“I live independently, which I love, but also manage my support to assist me in day to day living. I am retired after working for 34 years as a business advisor. Now I have time to do things at a more relaxed pace, but I’m also enjoying new-found crafts and time for interests in things such as socialising, family, and advocating for independent living issues, amongst others.”
What does IDWPD mean to you?
“This day is a chance to bring knowledge and people of all abilities together – to share experiences and open up our thoughts and ambitions towards making the world fully accessible for all.”
What do you think are the biggest challenges disabled people face today?
“Barriers by other people. Many people have very little knowledge of people who have different challenges in life so therefore do not think of how some else may manage to do things.”
What challenges have you faced personally during COVID-19?
“Adapting to working from home. Initially I thought it was perfect, not having to deal with horrible winters, cosy in my own comfortable house, peace to work undisturbed but then I was furloughed. I suddenly felt undervalued and after a few days ran into a few weeks. I realised I don’t even have any hobbies to fill my time. Sadly, though most of my weeks were filled with work, that I needed need to change. And I certainly did! I discovered how much I enjoyed painting again and uncovered more crafts. Following this, I didn’t want to return to work, managed to get early retirement and just love it. COVID made me realise what is important in life. I appreciate taking time out to just unwind, even meditate.”
What barriers have you overcome that you would like to share?
“I worked in my role for over 30 years, and colleagues soon realised I could adapt and share knowledge with them to allow me to have a successful career. Colleagues who turned into good friends admitted they had hesitations when I started working with them.
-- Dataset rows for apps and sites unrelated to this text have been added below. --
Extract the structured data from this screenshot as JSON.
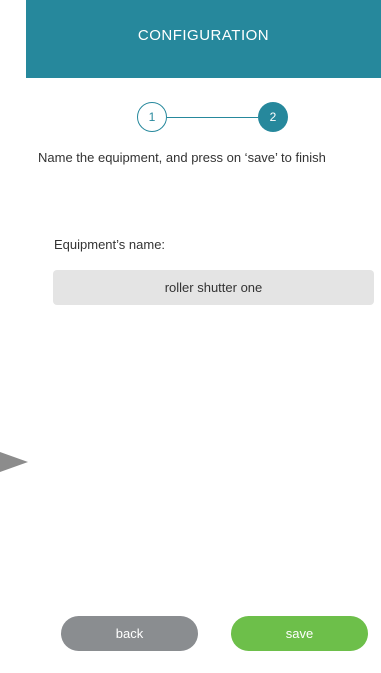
{
  "header": {
    "title": "CONFIGURATION"
  },
  "stepper": {
    "step1": "1",
    "step2": "2",
    "current_step": 2
  },
  "instruction": "Name the equipment, and press on ‘save’ to finish",
  "form": {
    "label": "Equipment’s name:",
    "value": "roller shutter one"
  },
  "buttons": {
    "back_label": "back",
    "save_label": "save"
  },
  "colors": {
    "primary": "#26889c",
    "save": "#6dbf4a",
    "back": "#8a8d90",
    "input_bg": "#e4e4e4"
  }
}
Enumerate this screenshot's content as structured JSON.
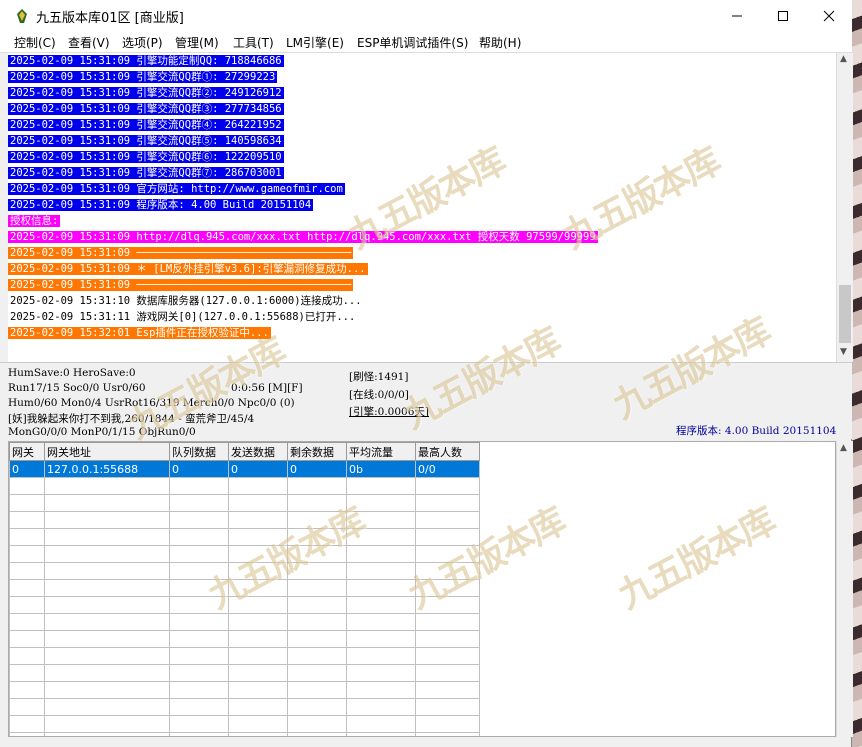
{
  "window": {
    "title": "九五版本库01区 [商业版]"
  },
  "menu": [
    "控制(C)",
    "查看(V)",
    "选项(P)",
    "管理(M)",
    "工具(T)",
    "LM引擎(E)",
    "ESP单机调试插件(S)",
    "帮助(H)"
  ],
  "log": [
    {
      "text": "2025-02-09 15:31:09 引擎功能定制QQ: 718846686",
      "style": "blue"
    },
    {
      "text": "2025-02-09 15:31:09 引擎交流QQ群①: 27299223",
      "style": "blue"
    },
    {
      "text": "2025-02-09 15:31:09 引擎交流QQ群②: 249126912",
      "style": "blue"
    },
    {
      "text": "2025-02-09 15:31:09 引擎交流QQ群③: 277734856",
      "style": "blue"
    },
    {
      "text": "2025-02-09 15:31:09 引擎交流QQ群④: 264221952",
      "style": "blue"
    },
    {
      "text": "2025-02-09 15:31:09 引擎交流QQ群⑤: 140598634",
      "style": "blue"
    },
    {
      "text": "2025-02-09 15:31:09 引擎交流QQ群⑥: 122209510",
      "style": "blue"
    },
    {
      "text": "2025-02-09 15:31:09 引擎交流QQ群⑦: 286703001",
      "style": "blue"
    },
    {
      "text": "2025-02-09 15:31:09 官方网站: http://www.gameofmir.com",
      "style": "blue"
    },
    {
      "text": "2025-02-09 15:31:09 程序版本: 4.00 Build 20151104",
      "style": "blue"
    },
    {
      "text": "授权信息:",
      "style": "magenta"
    },
    {
      "text": "2025-02-09 15:31:09 http://dlq.945.com/xxx.txt http://dlq.945.com/xxx.txt 授权天数 97599/99999",
      "style": "magenta"
    },
    {
      "text": "2025-02-09 15:31:09 ──────────────────────────────────",
      "style": "orange"
    },
    {
      "text": "2025-02-09 15:31:09 ＊ [LM反外挂引擎v3.6]:引擎漏洞修复成功...",
      "style": "orange"
    },
    {
      "text": "2025-02-09 15:31:09 ──────────────────────────────────",
      "style": "orange"
    },
    {
      "text": "2025-02-09 15:31:10 数据库服务器(127.0.0.1:6000)连接成功...",
      "style": "plain"
    },
    {
      "text": "2025-02-09 15:31:11 游戏网关[0](127.0.0.1:55688)已打开...",
      "style": "plain"
    },
    {
      "text": "2025-02-09 15:32:01 Esp插件正在授权验证中...",
      "style": "orange"
    }
  ],
  "status": {
    "line1": "HumSave:0 HeroSave:0",
    "line2a": "Run17/15 Soc0/0 Usr0/60",
    "line2b": "0:0:56 [M][F]",
    "line3": "Hum0/60 Mon0/4 UsrRot16/319 Merch0/0 Npc0/0 (0)",
    "line4": "[妖]我躲起来你打不到我,260/1844 - 蛮荒斧卫/45/4",
    "line5": "MonG0/0/0 MonP0/1/15 ObjRun0/0",
    "refresh": "[刷怪:1491]",
    "online": "[在线:0/0/0]",
    "engine": "[引擎:0.0006天]",
    "version": "程序版本: 4.00 Build 20151104"
  },
  "grid": {
    "headers": [
      "网关",
      "网关地址",
      "队列数据",
      "发送数据",
      "剩余数据",
      "平均流量",
      "最高人数"
    ],
    "rows": [
      [
        "0",
        "127.0.0.1:55688",
        "0",
        "0",
        "0",
        "0b",
        "0/0"
      ]
    ]
  },
  "watermark": "九五版本库",
  "colors": {
    "blue": "#0000ee",
    "magenta": "#ff00ff",
    "orange": "#ff7700",
    "select": "#0078d7"
  }
}
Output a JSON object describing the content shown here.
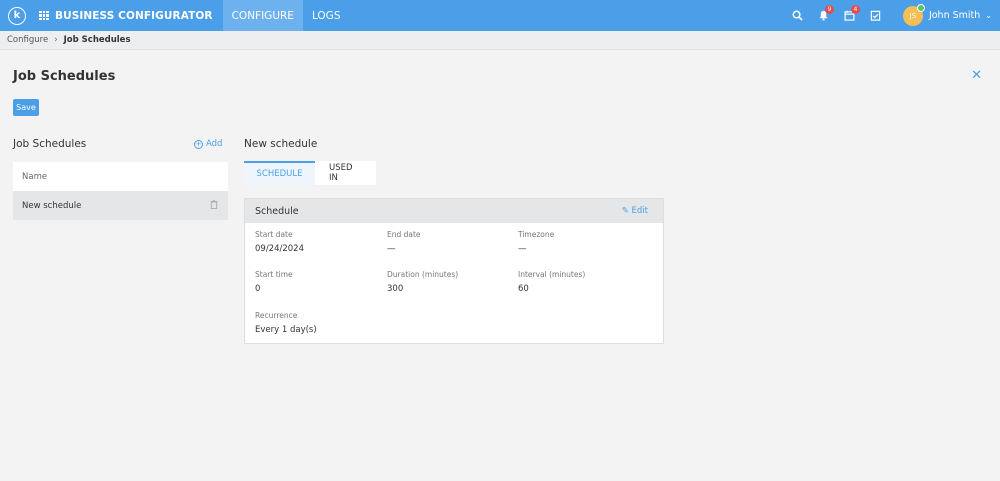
{
  "topbar": {
    "logo": "k",
    "brand": "BUSINESS CONFIGURATOR",
    "nav": [
      "CONFIGURE",
      "LOGS"
    ],
    "notifications_count": "9",
    "calendar_count": "4",
    "user_initials": "JS",
    "user_name": "John Smith",
    "icons": [
      "search-icon",
      "bell-icon",
      "calendar-icon",
      "checklist-icon",
      "chevron-down-icon"
    ]
  },
  "breadcrumb": {
    "parent": "Configure",
    "current": "Job Schedules"
  },
  "page": {
    "title": "Job Schedules",
    "save_label": "Save"
  },
  "left": {
    "title": "Job Schedules",
    "add_label": "Add",
    "column_header": "Name",
    "items": [
      {
        "name": "New schedule"
      }
    ]
  },
  "right": {
    "title": "New schedule",
    "tabs": [
      "SCHEDULE",
      "USED IN"
    ],
    "card_title": "Schedule",
    "edit_label": "Edit",
    "fields": {
      "start_date": {
        "label": "Start date",
        "value": "09/24/2024"
      },
      "end_date": {
        "label": "End date",
        "value": "—"
      },
      "timezone": {
        "label": "Timezone",
        "value": "—"
      },
      "start_time": {
        "label": "Start time",
        "value": "0"
      },
      "duration": {
        "label": "Duration (minutes)",
        "value": "300"
      },
      "interval": {
        "label": "Interval (minutes)",
        "value": "60"
      },
      "recurrence": {
        "label": "Recurrence",
        "value": "Every 1 day(s)"
      }
    }
  },
  "colors": {
    "primary": "#4a9fe8",
    "badge": "#e84c4c",
    "avatar": "#f4bf56"
  }
}
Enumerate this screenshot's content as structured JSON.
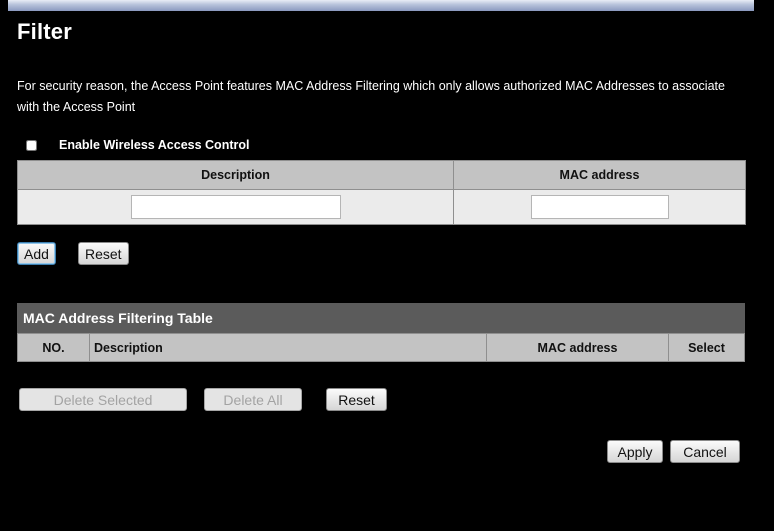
{
  "page": {
    "title": "Filter",
    "intro": "For security reason, the Access Point features MAC Address Filtering which only allows authorized MAC Addresses to associate with the Access Point"
  },
  "access_control": {
    "enable_label": "Enable Wireless Access Control",
    "enabled": false
  },
  "entry_form": {
    "columns": [
      "Description",
      "MAC address"
    ],
    "description_value": "",
    "mac_value": "",
    "add_label": "Add",
    "reset_label": "Reset"
  },
  "filter_table": {
    "title": "MAC Address Filtering Table",
    "columns": [
      "NO.",
      "Description",
      "MAC address",
      "Select"
    ],
    "rows": []
  },
  "table_actions": {
    "delete_selected_label": "Delete Selected",
    "delete_all_label": "Delete All",
    "reset_label": "Reset"
  },
  "footer_actions": {
    "apply_label": "Apply",
    "cancel_label": "Cancel"
  },
  "colors": {
    "background": "#000000",
    "header_bar": "#9aa8c9",
    "table_header": "#c3c3c3",
    "table_title": "#5b5b5b",
    "input_row": "#ebebeb"
  }
}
“They thought I would be a hindrance and have a chip on my shoulder, but soon realised I was approachable and knew how to do things, that I knew what I wanted and how to get it. I felt I taught them so much about my world, and that we became an inclusive workplace as a result.”
What personal achievement are you most proud of?
“My hard work in building a nice home, which gave me so much independence. It took lots of planning to find funding for personal assistants, then finding the right ones, training them, then arranging and buying things for my home and putting trust in other people.
“I found it overwhelming, but it was the best thing I have ever done. I only wish I had done it about 20 years earlier.”
How has ILF Scotland funding helped you?
The funding has helped me without a doubt – I couldn’t have got to where I am without ILF. They are so supportive because it is managed by people who face the same challenges. They understand and we think the same., and they promote independence 100%.”
What in your view needs to change to make a better, more inclusive world for disabled people?
“For people to listen more! It is able bodied people who put obstacles in our way, as they think everything must be difficult for us when it is not – it is only a different way of doing things.
“I’ve never said ‘I can’t do something’ – if I want to do it, I just work out a different way of doing it. Disabled people need to be involved more right from the start of something, such as planning construction, and not just an afterthought of where the ramp will go. Also, from the very first day we are born, everyone should be treated the same and brought up in same environment, no different nurseries or schools – we should all grow and learn together.”
Thank you so much to Joan for sharing her experiences and story.